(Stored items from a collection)
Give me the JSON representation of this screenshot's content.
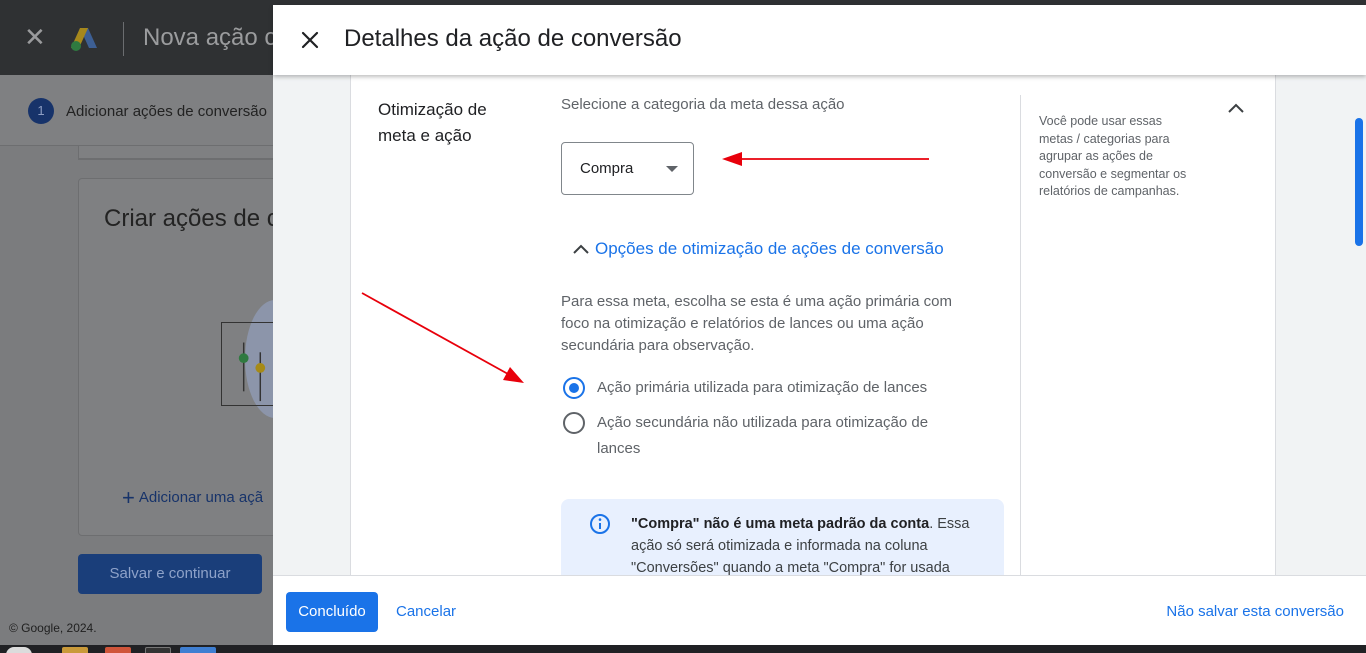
{
  "background": {
    "title": "Nova ação c",
    "step": {
      "number": "1",
      "label": "Adicionar ações de conversão"
    },
    "card_title": "Criar ações de c",
    "add_link": "Adicionar uma açã",
    "save_button": "Salvar e continuar",
    "footer": "© Google, 2024."
  },
  "panel": {
    "title": "Detalhes da ação de conversão",
    "section_label": "Otimização de meta e ação",
    "category_hint": "Selecione a categoria da meta dessa ação",
    "category_value": "Compra",
    "options_toggle": "Opções de otimização de ações de conversão",
    "options_description": "Para essa meta, escolha se esta é uma ação primária com foco na otimização e relatórios de lances ou uma ação secundária para observação.",
    "radio_options": [
      {
        "label": "Ação primária utilizada para otimização de lances",
        "checked": true
      },
      {
        "label": "Ação secundária não utilizada para otimização de lances",
        "checked": false
      }
    ],
    "info_bold": "\"Compra\" não é uma meta padrão da conta",
    "info_text": ". Essa ação só será otimizada e informada na coluna \"Conversões\" quando a meta \"Compra\" for usada",
    "help_text": "Você pode usar essas metas / categorias para agrupar as ações de conversão e segmentar os relatórios de campanhas.",
    "done_button": "Concluído",
    "cancel_button": "Cancelar",
    "nosave_button": "Não salvar esta conversão"
  },
  "colors": {
    "accent": "#1a73e8",
    "annotation_arrow": "#e8000b"
  }
}
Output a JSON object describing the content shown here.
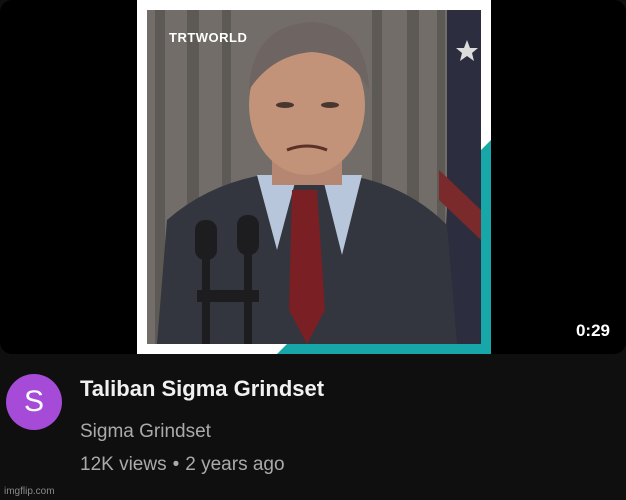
{
  "video": {
    "brand_watermark": "TRTWORLD",
    "duration": "0:29",
    "thumbnail_description_icon": "video-thumbnail"
  },
  "channel": {
    "avatar_letter": "S",
    "avatar_color": "#a64ad8",
    "name": "Sigma Grindset"
  },
  "details": {
    "title": "Taliban Sigma Grindset",
    "views": "12K views",
    "separator": "•",
    "age": "2 years ago"
  },
  "footer": {
    "watermark": "imgflip.com"
  },
  "colors": {
    "background": "#0f0f0f",
    "accent_teal": "#17a7a8",
    "title_text": "#f1f1f1",
    "secondary_text": "#aaaaaa"
  }
}
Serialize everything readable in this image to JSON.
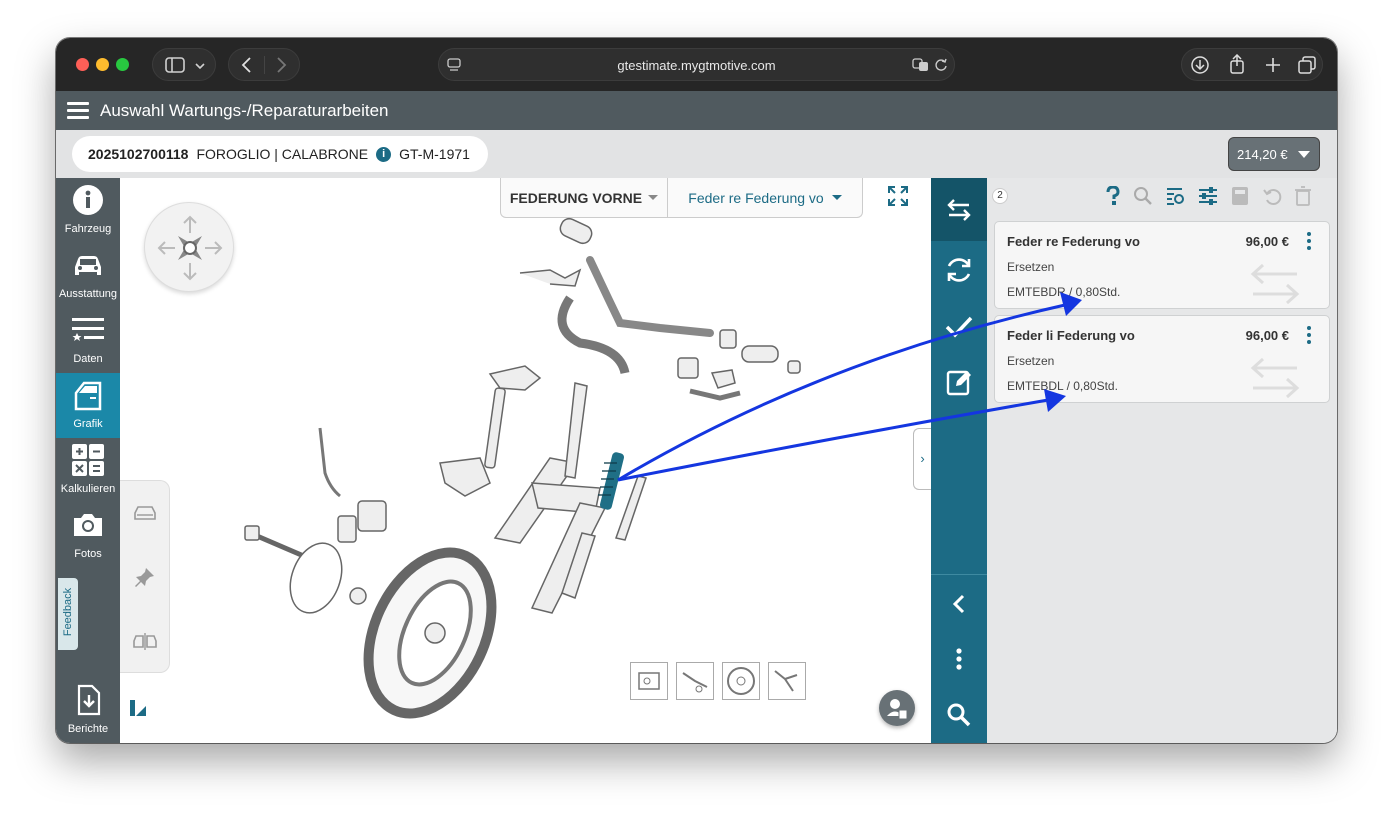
{
  "browser": {
    "url": "gtestimate.mygtmotive.com"
  },
  "app": {
    "title": "Auswahl Wartungs-/Reparaturarbeiten"
  },
  "vehicle": {
    "id": "2025102700118",
    "name": "FOROGLIO | CALABRONE",
    "plate": "GT-M-1971",
    "info_glyph": "i"
  },
  "total": {
    "price": "214,20 €"
  },
  "nav": {
    "items": [
      {
        "label": "Fahrzeug",
        "icon": "info-icon"
      },
      {
        "label": "Ausstattung",
        "icon": "car-icon"
      },
      {
        "label": "Daten",
        "icon": "list-star-icon"
      },
      {
        "label": "Grafik",
        "icon": "car-door-icon",
        "active": true
      },
      {
        "label": "Kalkulieren",
        "icon": "calculator-icon"
      },
      {
        "label": "Fotos",
        "icon": "camera-icon"
      },
      {
        "label": "Berichte",
        "icon": "download-doc-icon"
      }
    ],
    "feedback": "Feedback"
  },
  "graphic": {
    "group": "FEDERUNG VORNE",
    "part": "Feder re Federung vo",
    "toggle_glyph": "›"
  },
  "operations": {
    "count": "2",
    "items": [
      {
        "name": "Feder re Federung vo",
        "price": "96,00 €",
        "action": "Ersetzen",
        "code": "EMTEBDR / 0,80Std."
      },
      {
        "name": "Feder li Federung vo",
        "price": "96,00 €",
        "action": "Ersetzen",
        "code": "EMTEBDL / 0,80Std."
      }
    ]
  },
  "colors": {
    "teal": "#1c6b85",
    "active_nav": "#1b88a8",
    "header": "#505a5f",
    "annotation_arrow": "#1436e0"
  }
}
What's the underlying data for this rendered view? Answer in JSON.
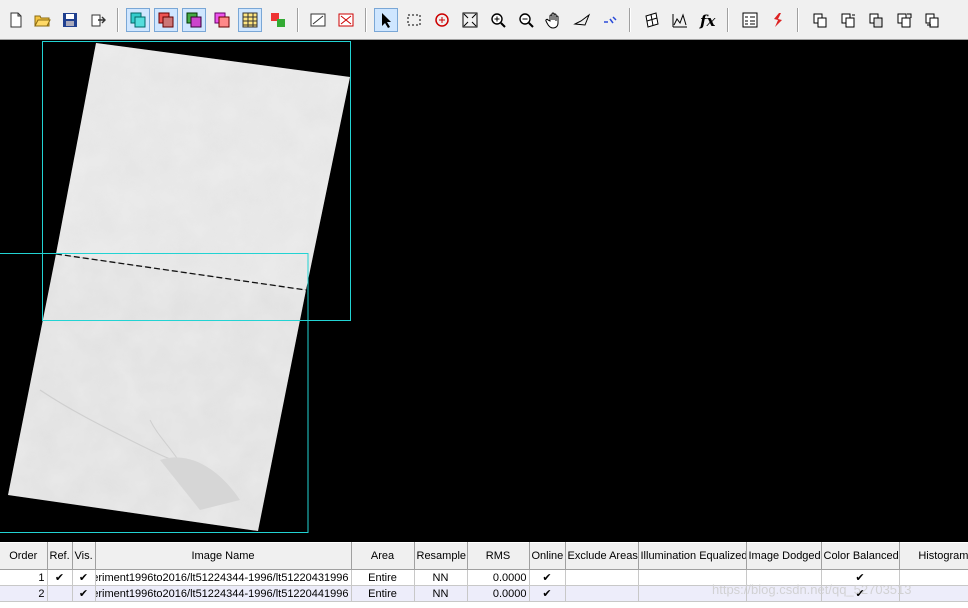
{
  "toolbar": {
    "buttons": [
      {
        "icon": "new-document-icon",
        "pressed": false
      },
      {
        "icon": "open-folder-icon",
        "pressed": false
      },
      {
        "icon": "save-icon",
        "pressed": false
      },
      {
        "icon": "export-icon",
        "pressed": false
      },
      {
        "icon": "layer-stack-cyan-icon",
        "pressed": true
      },
      {
        "icon": "layer-stack-red-icon",
        "pressed": true
      },
      {
        "icon": "layer-stack-green-icon",
        "pressed": true
      },
      {
        "icon": "layer-stack-magenta-icon",
        "pressed": false
      },
      {
        "icon": "grid-table-icon",
        "pressed": true
      },
      {
        "icon": "color-blocks-icon",
        "pressed": false
      },
      {
        "icon": "crop-corner-icon",
        "pressed": false
      },
      {
        "icon": "exclude-area-icon",
        "pressed": false
      },
      {
        "icon": "select-arrow-icon",
        "pressed": true
      },
      {
        "icon": "select-rectangle-icon",
        "pressed": false
      },
      {
        "icon": "rotate-icon",
        "pressed": false
      },
      {
        "icon": "fit-to-window-icon",
        "pressed": false
      },
      {
        "icon": "zoom-in-icon",
        "pressed": false
      },
      {
        "icon": "zoom-out-icon",
        "pressed": false
      },
      {
        "icon": "pan-hand-icon",
        "pressed": false
      },
      {
        "icon": "polygon-tool-icon",
        "pressed": false
      },
      {
        "icon": "seamline-icon",
        "pressed": false
      },
      {
        "icon": "mosaic-grid-icon",
        "pressed": false
      },
      {
        "icon": "histogram-icon",
        "pressed": false
      },
      {
        "icon": "function-icon",
        "pressed": false
      },
      {
        "icon": "properties-list-icon",
        "pressed": false
      },
      {
        "icon": "pin-icon",
        "pressed": false
      },
      {
        "icon": "output-1-icon",
        "pressed": false
      },
      {
        "icon": "output-2-icon",
        "pressed": false
      },
      {
        "icon": "output-3-icon",
        "pressed": false
      },
      {
        "icon": "output-4-icon",
        "pressed": false
      },
      {
        "icon": "output-5-icon",
        "pressed": false
      }
    ]
  },
  "colors": {
    "footprint": "#22d3d3",
    "canvas_bg": "#000000",
    "image_fill": "#e4e4e4"
  },
  "table": {
    "headers": [
      "Order",
      "Ref.",
      "Vis.",
      "Image Name",
      "Area",
      "Resample",
      "RMS",
      "Online",
      "Exclude Areas",
      "Illumination Equalized",
      "Image Dodged",
      "Color Balanced",
      "Histogram M"
    ],
    "rows": [
      {
        "order": "1",
        "ref": "✔",
        "vis": "✔",
        "name": "eriment1996to2016/lt51224344-1996/lt51220431996",
        "area": "Entire",
        "resample": "NN",
        "rms": "0.0000",
        "online": "✔",
        "exclude": "",
        "illum": "",
        "dodged": "",
        "balanced": "✔",
        "hist": ""
      },
      {
        "order": "2",
        "ref": "",
        "vis": "✔",
        "name": "eriment1996to2016/lt51224344-1996/lt51220441996",
        "area": "Entire",
        "resample": "NN",
        "rms": "0.0000",
        "online": "✔",
        "exclude": "",
        "illum": "",
        "dodged": "",
        "balanced": "✔",
        "hist": ""
      }
    ]
  },
  "watermark": "https://blog.csdn.net/qq_52703513"
}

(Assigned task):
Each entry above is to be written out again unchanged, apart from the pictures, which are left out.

(Response):
Give me the JSON representation of this screenshot's content.
{
  "background": {
    "title": "Nova ação c",
    "step": {
      "number": "1",
      "label": "Adicionar ações de conversão"
    },
    "card_title": "Criar ações de c",
    "add_link": "Adicionar uma açã",
    "save_button": "Salvar e continuar",
    "footer": "© Google, 2024."
  },
  "panel": {
    "title": "Detalhes da ação de conversão",
    "section_label": "Otimização de meta e ação",
    "category_hint": "Selecione a categoria da meta dessa ação",
    "category_value": "Compra",
    "options_toggle": "Opções de otimização de ações de conversão",
    "options_description": "Para essa meta, escolha se esta é uma ação primária com foco na otimização e relatórios de lances ou uma ação secundária para observação.",
    "radio_options": [
      {
        "label": "Ação primária utilizada para otimização de lances",
        "checked": true
      },
      {
        "label": "Ação secundária não utilizada para otimização de lances",
        "checked": false
      }
    ],
    "info_bold": "\"Compra\" não é uma meta padrão da conta",
    "info_text": ". Essa ação só será otimizada e informada na coluna \"Conversões\" quando a meta \"Compra\" for usada",
    "help_text": "Você pode usar essas metas / categorias para agrupar as ações de conversão e segmentar os relatórios de campanhas.",
    "done_button": "Concluído",
    "cancel_button": "Cancelar",
    "nosave_button": "Não salvar esta conversão"
  },
  "colors": {
    "accent": "#1a73e8",
    "annotation_arrow": "#e8000b"
  }
}
Output a JSON object describing the content shown here.
{
  "video": {
    "brand_watermark": "TRTWORLD",
    "duration": "0:29",
    "thumbnail_description_icon": "video-thumbnail"
  },
  "channel": {
    "avatar_letter": "S",
    "avatar_color": "#a64ad8",
    "name": "Sigma Grindset"
  },
  "details": {
    "title": "Taliban Sigma Grindset",
    "views": "12K views",
    "separator": "•",
    "age": "2 years ago"
  },
  "footer": {
    "watermark": "imgflip.com"
  },
  "colors": {
    "background": "#0f0f0f",
    "accent_teal": "#17a7a8",
    "title_text": "#f1f1f1",
    "secondary_text": "#aaaaaa"
  }
}
Serialize everything readable in this image to JSON.
{
  "browser": {
    "url": "gtestimate.mygtmotive.com"
  },
  "app": {
    "title": "Auswahl Wartungs-/Reparaturarbeiten"
  },
  "vehicle": {
    "id": "2025102700118",
    "name": "FOROGLIO | CALABRONE",
    "plate": "GT-M-1971",
    "info_glyph": "i"
  },
  "total": {
    "price": "214,20 €"
  },
  "nav": {
    "items": [
      {
        "label": "Fahrzeug",
        "icon": "info-icon"
      },
      {
        "label": "Ausstattung",
        "icon": "car-icon"
      },
      {
        "label": "Daten",
        "icon": "list-star-icon"
      },
      {
        "label": "Grafik",
        "icon": "car-door-icon",
        "active": true
      },
      {
        "label": "Kalkulieren",
        "icon": "calculator-icon"
      },
      {
        "label": "Fotos",
        "icon": "camera-icon"
      },
      {
        "label": "Berichte",
        "icon": "download-doc-icon"
      }
    ],
    "feedback": "Feedback"
  },
  "graphic": {
    "group": "FEDERUNG VORNE",
    "part": "Feder re Federung vo",
    "toggle_glyph": "›"
  },
  "operations": {
    "count": "2",
    "items": [
      {
        "name": "Feder re Federung vo",
        "price": "96,00 €",
        "action": "Ersetzen",
        "code": "EMTEBDR / 0,80Std."
      },
      {
        "name": "Feder li Federung vo",
        "price": "96,00 €",
        "action": "Ersetzen",
        "code": "EMTEBDL / 0,80Std."
      }
    ]
  },
  "colors": {
    "teal": "#1c6b85",
    "active_nav": "#1b88a8",
    "header": "#505a5f",
    "annotation_arrow": "#1436e0"
  }
}
What's the underlying data for this rendered view? Answer in JSON.
{
  "toolbar": {
    "buttons": [
      {
        "icon": "new-document-icon",
        "pressed": false
      },
      {
        "icon": "open-folder-icon",
        "pressed": false
      },
      {
        "icon": "save-icon",
        "pressed": false
      },
      {
        "icon": "export-icon",
        "pressed": false
      },
      {
        "icon": "layer-stack-cyan-icon",
        "pressed": true
      },
      {
        "icon": "layer-stack-red-icon",
        "pressed": true
      },
      {
        "icon": "layer-stack-green-icon",
        "pressed": true
      },
      {
        "icon": "layer-stack-magenta-icon",
        "pressed": false
      },
      {
        "icon": "grid-table-icon",
        "pressed": true
      },
      {
        "icon": "color-blocks-icon",
        "pressed": false
      },
      {
        "icon": "crop-corner-icon",
        "pressed": false
      },
      {
        "icon": "exclude-area-icon",
        "pressed": false
      },
      {
        "icon": "select-arrow-icon",
        "pressed": true
      },
      {
        "icon": "select-rectangle-icon",
        "pressed": false
      },
      {
        "icon": "rotate-icon",
        "pressed": false
      },
      {
        "icon": "fit-to-window-icon",
        "pressed": false
      },
      {
        "icon": "zoom-in-icon",
        "pressed": false
      },
      {
        "icon": "zoom-out-icon",
        "pressed": false
      },
      {
        "icon": "pan-hand-icon",
        "pressed": false
      },
      {
        "icon": "polygon-tool-icon",
        "pressed": false
      },
      {
        "icon": "seamline-icon",
        "pressed": false
      },
      {
        "icon": "mosaic-grid-icon",
        "pressed": false
      },
      {
        "icon": "histogram-icon",
        "pressed": false
      },
      {
        "icon": "function-icon",
        "pressed": false
      },
      {
        "icon": "properties-list-icon",
        "pressed": false
      },
      {
        "icon": "pin-icon",
        "pressed": false
      },
      {
        "icon": "output-1-icon",
        "pressed": false
      },
      {
        "icon": "output-2-icon",
        "pressed": false
      },
      {
        "icon": "output-3-icon",
        "pressed": false
      },
      {
        "icon": "output-4-icon",
        "pressed": false
      },
      {
        "icon": "output-5-icon",
        "pressed": false
      }
    ]
  },
  "colors": {
    "footprint": "#22d3d3",
    "canvas_bg": "#000000",
    "image_fill": "#e4e4e4"
  },
  "table": {
    "headers": [
      "Order",
      "Ref.",
      "Vis.",
      "Image Name",
      "Area",
      "Resample",
      "RMS",
      "Online",
      "Exclude Areas",
      "Illumination Equalized",
      "Image Dodged",
      "Color Balanced",
      "Histogram M"
    ],
    "rows": [
      {
        "order": "1",
        "ref": "✔",
        "vis": "✔",
        "name": "eriment1996to2016/lt51224344-1996/lt51220431996",
        "area": "Entire",
        "resample": "NN",
        "rms": "0.0000",
        "online": "✔",
        "exclude": "",
        "illum": "",
        "dodged": "",
        "balanced": "✔",
        "hist": ""
      },
      {
        "order": "2",
        "ref": "",
        "vis": "✔",
        "name": "eriment1996to2016/lt51224344-1996/lt51220441996",
        "area": "Entire",
        "resample": "NN",
        "rms": "0.0000",
        "online": "✔",
        "exclude": "",
        "illum": "",
        "dodged": "",
        "balanced": "✔",
        "hist": ""
      }
    ]
  },
  "watermark": "https://blog.csdn.net/qq_52703513"
}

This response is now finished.